What is expected:
The listing beneath should be written out in full, exactly as shown.

--

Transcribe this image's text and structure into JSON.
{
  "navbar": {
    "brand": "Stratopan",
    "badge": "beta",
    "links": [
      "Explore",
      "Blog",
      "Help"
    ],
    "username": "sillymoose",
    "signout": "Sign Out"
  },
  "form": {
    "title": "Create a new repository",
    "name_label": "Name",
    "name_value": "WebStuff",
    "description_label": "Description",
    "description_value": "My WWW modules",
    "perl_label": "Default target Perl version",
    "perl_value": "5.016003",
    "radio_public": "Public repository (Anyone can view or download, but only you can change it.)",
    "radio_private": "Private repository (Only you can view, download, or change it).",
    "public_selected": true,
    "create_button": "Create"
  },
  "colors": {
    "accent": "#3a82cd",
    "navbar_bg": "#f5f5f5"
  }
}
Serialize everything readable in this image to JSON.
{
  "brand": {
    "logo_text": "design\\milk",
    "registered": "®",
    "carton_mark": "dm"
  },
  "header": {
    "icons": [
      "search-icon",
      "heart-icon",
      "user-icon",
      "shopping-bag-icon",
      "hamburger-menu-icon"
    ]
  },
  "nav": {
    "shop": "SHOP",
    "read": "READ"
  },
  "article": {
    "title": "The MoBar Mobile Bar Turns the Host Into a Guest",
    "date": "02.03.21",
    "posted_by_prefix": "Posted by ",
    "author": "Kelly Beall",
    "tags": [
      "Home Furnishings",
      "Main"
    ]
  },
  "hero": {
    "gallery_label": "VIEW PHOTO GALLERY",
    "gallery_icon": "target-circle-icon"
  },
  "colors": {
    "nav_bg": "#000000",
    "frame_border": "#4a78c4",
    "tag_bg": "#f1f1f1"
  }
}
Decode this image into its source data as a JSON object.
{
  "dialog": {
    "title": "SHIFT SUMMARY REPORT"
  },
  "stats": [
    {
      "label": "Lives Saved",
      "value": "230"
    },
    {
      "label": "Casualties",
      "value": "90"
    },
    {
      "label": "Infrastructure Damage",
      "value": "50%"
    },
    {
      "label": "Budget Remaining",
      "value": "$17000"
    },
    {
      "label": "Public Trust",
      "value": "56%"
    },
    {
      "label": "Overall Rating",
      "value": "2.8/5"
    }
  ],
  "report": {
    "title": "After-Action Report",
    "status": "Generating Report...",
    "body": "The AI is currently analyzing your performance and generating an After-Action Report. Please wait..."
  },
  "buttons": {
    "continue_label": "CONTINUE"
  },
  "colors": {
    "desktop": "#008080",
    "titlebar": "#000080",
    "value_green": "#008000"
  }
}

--

Exercise response:
Transcribe this image's text and structure into JSON.
{
  "navbar": {
    "brand": "Stratopan",
    "badge": "beta",
    "links": [
      "Explore",
      "Blog",
      "Help"
    ],
    "username": "sillymoose",
    "signout": "Sign Out"
  },
  "form": {
    "title": "Create a new repository",
    "name_label": "Name",
    "name_value": "WebStuff",
    "description_label": "Description",
    "description_value": "My WWW modules",
    "perl_label": "Default target Perl version",
    "perl_value": "5.016003",
    "radio_public": "Public repository (Anyone can view or download, but only you can change it.)",
    "radio_private": "Private repository (Only you can view, download, or change it).",
    "public_selected": true,
    "create_button": "Create"
  },
  "colors": {
    "accent": "#3a82cd",
    "navbar_bg": "#f5f5f5"
  }
}
Serialize everything readable in this image to JSON.
{
  "brand": {
    "logo_text": "design\\milk",
    "registered": "®",
    "carton_mark": "dm"
  },
  "header": {
    "icons": [
      "search-icon",
      "heart-icon",
      "user-icon",
      "shopping-bag-icon",
      "hamburger-menu-icon"
    ]
  },
  "nav": {
    "shop": "SHOP",
    "read": "READ"
  },
  "article": {
    "title": "The MoBar Mobile Bar Turns the Host Into a Guest",
    "date": "02.03.21",
    "posted_by_prefix": "Posted by ",
    "author": "Kelly Beall",
    "tags": [
      "Home Furnishings",
      "Main"
    ]
  },
  "hero": {
    "gallery_label": "VIEW PHOTO GALLERY",
    "gallery_icon": "target-circle-icon"
  },
  "colors": {
    "nav_bg": "#000000",
    "frame_border": "#4a78c4",
    "tag_bg": "#f1f1f1"
  }
}
Decode this image into its source data as a JSON object.
{
  "dialog": {
    "title": "SHIFT SUMMARY REPORT"
  },
  "stats": [
    {
      "label": "Lives Saved",
      "value": "230"
    },
    {
      "label": "Casualties",
      "value": "90"
    },
    {
      "label": "Infrastructure Damage",
      "value": "50%"
    },
    {
      "label": "Budget Remaining",
      "value": "$17000"
    },
    {
      "label": "Public Trust",
      "value": "56%"
    },
    {
      "label": "Overall Rating",
      "value": "2.8/5"
    }
  ],
  "report": {
    "title": "After-Action Report",
    "status": "Generating Report...",
    "body": "The AI is currently analyzing your performance and generating an After-Action Report. Please wait..."
  },
  "buttons": {
    "continue_label": "CONTINUE"
  },
  "colors": {
    "desktop": "#008080",
    "titlebar": "#000080",
    "value_green": "#008000"
  }
}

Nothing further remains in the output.